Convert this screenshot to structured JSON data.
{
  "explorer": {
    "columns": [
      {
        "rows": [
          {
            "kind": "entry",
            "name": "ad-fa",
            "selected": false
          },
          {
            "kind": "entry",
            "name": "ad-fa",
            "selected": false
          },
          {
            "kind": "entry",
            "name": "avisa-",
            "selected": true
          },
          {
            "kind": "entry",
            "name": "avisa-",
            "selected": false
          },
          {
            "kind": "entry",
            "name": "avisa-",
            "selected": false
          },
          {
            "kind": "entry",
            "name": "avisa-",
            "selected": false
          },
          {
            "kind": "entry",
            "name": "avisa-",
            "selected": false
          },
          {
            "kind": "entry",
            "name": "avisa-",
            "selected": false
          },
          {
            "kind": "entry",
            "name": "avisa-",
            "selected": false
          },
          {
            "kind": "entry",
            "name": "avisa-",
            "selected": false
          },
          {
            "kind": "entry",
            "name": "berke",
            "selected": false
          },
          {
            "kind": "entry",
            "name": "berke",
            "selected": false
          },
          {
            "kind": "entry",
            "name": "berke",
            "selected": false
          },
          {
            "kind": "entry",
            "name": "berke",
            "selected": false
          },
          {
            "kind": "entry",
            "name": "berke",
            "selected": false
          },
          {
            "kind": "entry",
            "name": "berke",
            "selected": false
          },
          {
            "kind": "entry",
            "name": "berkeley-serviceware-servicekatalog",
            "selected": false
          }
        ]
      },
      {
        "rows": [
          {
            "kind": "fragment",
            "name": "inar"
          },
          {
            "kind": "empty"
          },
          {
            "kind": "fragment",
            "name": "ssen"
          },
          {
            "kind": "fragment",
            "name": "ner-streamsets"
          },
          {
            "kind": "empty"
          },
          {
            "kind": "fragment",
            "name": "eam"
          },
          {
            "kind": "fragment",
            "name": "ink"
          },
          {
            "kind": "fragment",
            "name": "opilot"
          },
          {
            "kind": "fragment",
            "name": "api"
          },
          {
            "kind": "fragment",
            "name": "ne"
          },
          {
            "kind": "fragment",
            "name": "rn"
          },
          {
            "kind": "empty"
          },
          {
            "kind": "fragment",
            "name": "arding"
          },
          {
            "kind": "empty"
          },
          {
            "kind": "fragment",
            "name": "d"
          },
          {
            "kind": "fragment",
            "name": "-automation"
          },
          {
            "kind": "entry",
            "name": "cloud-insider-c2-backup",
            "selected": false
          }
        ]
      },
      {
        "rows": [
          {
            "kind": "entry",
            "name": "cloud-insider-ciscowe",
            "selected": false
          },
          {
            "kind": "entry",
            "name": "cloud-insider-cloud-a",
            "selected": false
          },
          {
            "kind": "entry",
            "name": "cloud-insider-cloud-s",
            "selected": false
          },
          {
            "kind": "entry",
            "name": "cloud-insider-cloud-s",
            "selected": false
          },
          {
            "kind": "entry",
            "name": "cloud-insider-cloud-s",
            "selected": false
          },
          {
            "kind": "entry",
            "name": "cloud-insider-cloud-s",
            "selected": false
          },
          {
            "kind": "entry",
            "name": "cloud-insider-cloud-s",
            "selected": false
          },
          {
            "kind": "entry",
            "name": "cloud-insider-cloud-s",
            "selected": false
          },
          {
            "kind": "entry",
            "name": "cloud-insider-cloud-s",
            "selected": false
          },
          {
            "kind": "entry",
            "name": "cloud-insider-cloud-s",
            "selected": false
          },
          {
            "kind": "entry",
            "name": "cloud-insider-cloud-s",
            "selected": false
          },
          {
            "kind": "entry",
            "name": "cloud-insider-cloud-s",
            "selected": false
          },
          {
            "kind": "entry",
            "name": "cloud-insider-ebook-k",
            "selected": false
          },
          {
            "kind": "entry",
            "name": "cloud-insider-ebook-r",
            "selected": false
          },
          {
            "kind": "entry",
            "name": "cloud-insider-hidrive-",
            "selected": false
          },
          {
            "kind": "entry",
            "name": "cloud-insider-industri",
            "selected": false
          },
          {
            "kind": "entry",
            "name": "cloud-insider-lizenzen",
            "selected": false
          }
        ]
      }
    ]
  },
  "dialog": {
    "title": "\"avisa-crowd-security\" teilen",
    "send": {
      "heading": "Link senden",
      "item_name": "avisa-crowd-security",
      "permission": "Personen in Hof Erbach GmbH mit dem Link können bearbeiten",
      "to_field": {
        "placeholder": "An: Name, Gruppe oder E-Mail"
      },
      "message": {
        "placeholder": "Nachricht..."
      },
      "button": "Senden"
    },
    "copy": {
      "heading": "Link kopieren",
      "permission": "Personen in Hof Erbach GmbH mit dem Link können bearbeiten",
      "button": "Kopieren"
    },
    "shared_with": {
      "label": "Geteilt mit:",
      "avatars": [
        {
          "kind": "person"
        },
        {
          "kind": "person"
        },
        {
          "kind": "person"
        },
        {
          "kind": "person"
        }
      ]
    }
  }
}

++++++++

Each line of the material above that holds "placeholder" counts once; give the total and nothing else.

Written response | 2